* What you will do
Report every line below that carries the word "Total".

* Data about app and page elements
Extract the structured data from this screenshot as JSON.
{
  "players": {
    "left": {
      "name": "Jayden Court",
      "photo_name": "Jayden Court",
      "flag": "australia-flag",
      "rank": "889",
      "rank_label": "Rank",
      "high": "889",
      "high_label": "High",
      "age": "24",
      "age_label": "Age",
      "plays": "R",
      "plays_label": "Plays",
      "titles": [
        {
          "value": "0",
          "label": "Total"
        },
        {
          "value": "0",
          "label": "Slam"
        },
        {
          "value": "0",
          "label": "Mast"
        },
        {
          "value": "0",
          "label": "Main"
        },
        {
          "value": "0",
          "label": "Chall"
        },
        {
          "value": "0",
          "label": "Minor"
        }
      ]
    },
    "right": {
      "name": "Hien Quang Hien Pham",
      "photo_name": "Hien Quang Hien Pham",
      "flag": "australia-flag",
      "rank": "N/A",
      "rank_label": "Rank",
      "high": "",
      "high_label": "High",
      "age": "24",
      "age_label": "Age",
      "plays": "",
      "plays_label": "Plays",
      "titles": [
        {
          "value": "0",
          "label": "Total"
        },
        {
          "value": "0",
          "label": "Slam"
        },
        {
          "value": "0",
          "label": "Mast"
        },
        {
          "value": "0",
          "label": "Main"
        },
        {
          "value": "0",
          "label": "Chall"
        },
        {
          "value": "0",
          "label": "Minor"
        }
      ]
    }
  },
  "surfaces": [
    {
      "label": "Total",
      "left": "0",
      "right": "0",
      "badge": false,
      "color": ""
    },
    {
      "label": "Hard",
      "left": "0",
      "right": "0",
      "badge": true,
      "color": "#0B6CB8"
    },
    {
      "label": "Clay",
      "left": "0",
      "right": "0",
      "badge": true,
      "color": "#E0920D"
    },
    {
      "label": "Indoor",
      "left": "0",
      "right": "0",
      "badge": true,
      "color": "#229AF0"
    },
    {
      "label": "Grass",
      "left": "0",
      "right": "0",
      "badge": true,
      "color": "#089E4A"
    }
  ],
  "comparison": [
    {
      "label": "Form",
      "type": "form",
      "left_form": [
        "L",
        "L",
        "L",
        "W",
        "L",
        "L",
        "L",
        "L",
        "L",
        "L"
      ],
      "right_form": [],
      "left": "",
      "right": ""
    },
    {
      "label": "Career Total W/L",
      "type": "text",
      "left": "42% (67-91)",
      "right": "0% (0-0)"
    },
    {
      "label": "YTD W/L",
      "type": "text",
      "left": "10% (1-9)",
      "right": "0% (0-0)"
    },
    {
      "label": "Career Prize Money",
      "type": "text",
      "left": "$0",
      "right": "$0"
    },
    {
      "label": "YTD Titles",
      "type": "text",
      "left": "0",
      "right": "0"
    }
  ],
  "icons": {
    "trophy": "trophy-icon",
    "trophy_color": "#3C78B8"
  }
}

* Answer space
          "label": "Total"
          "label": "Total"
      "label": "Total",
      "label": "Career Total W/L",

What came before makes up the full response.